I added water until the flux was to a thick paste consistency (like icing and not glaze).
Brush the flux onto a rubber stamp then apply the image to a clean piece of metal.
Heat the metal until it glows red, then quench right away into a bowl of water.
For more specifics on this technique, read the post Make Heat-Patina Designs on Copper Using Gel Flux and Rubber Stamps (funny that Tammy Jones also didn’t have gel flux on hand the day she wrote this!).
Cut a strip from the metal, targeting an area on the sheet you want to highlight in your cuff. Sand and smooth the sharp edges. Trim and sand the corners until smooth or rounded.
You can stop here and form the metal using Miland’s pliers or you can embellish the metal further.
Heat patina additional pieces of metal (these were all done using the same piece of metal).
Trim accent pieces from the metal sheets.
Punch one hole in each layer of metal being assembled.
Line up the two pieces then rivet together.
Rivet your design accordingly.
NOTE: Even though the metal is work hardened a bit at this point, I proceeded with the forming. If your design calls for more work and you do work harden the metal beyond being able to form it easily with the pliers, you will need to anneal the metal. If this becomes necessary, you will likely lose some if not all of your patina to this point. Either plan for this at the beginning of the project and don’t heat patina until the end, or choose a different process for assembly that doesn’t cause you to work harden the metal prematurely.
Using the forming pliers, begin to move the metal into shape until you’ve worked across the entire surface. As needed, shape the formed metal to suit your finished dimension. You can use a bracelet mandrel if you’d like. Then wear and enjoy.

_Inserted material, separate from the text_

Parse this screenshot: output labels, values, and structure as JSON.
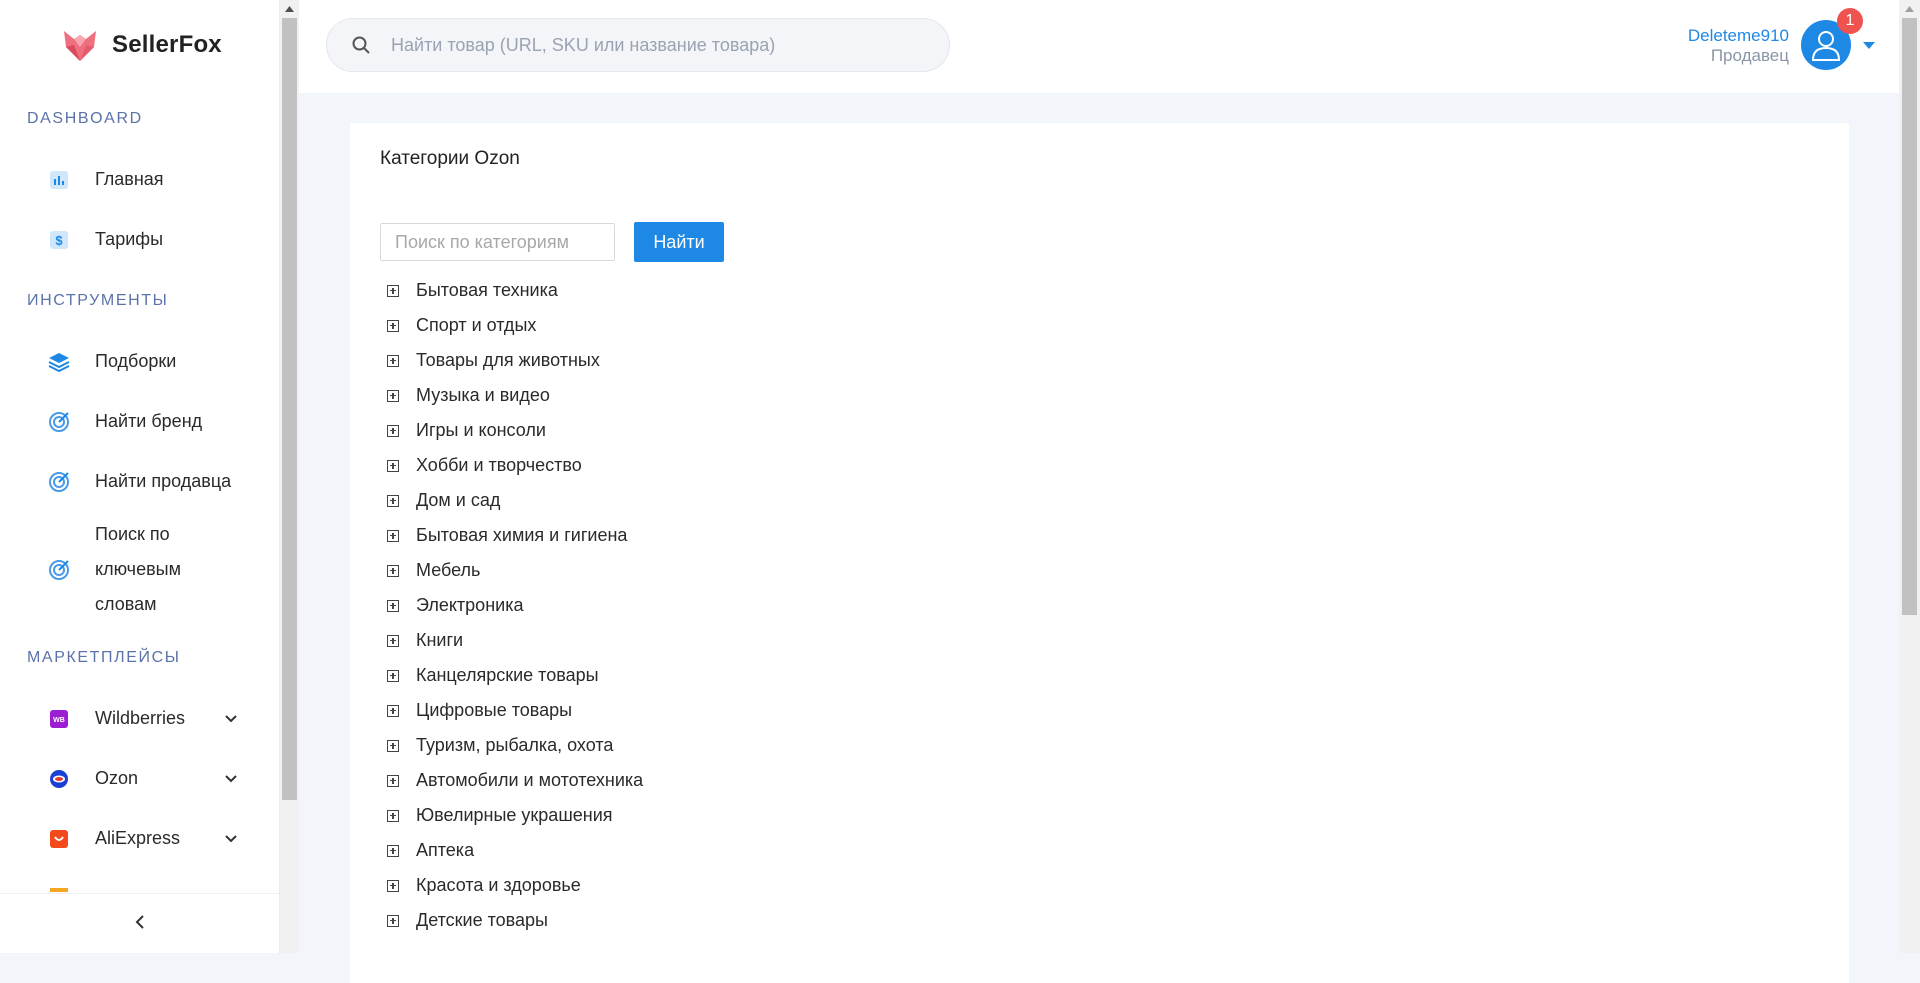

This is just a quick example of one design you can create using these pliers. The Channel Bracelet Maker Pliers Cuff Collection offers you the tool and 5 other designs you can add to your list. And you likely already have designs of your own in mind — so what are you waiting for? This collection is available for a limited time so don’t delay.
Miland seemed happiest when working toward making your jewelry-making life easier. He created and re-engineered tools to suit this goal. His designs, which we now have access to again accomplish the ease he was always working on for us. I know he would be happy.
Get this collection and more from Helen in these great resources: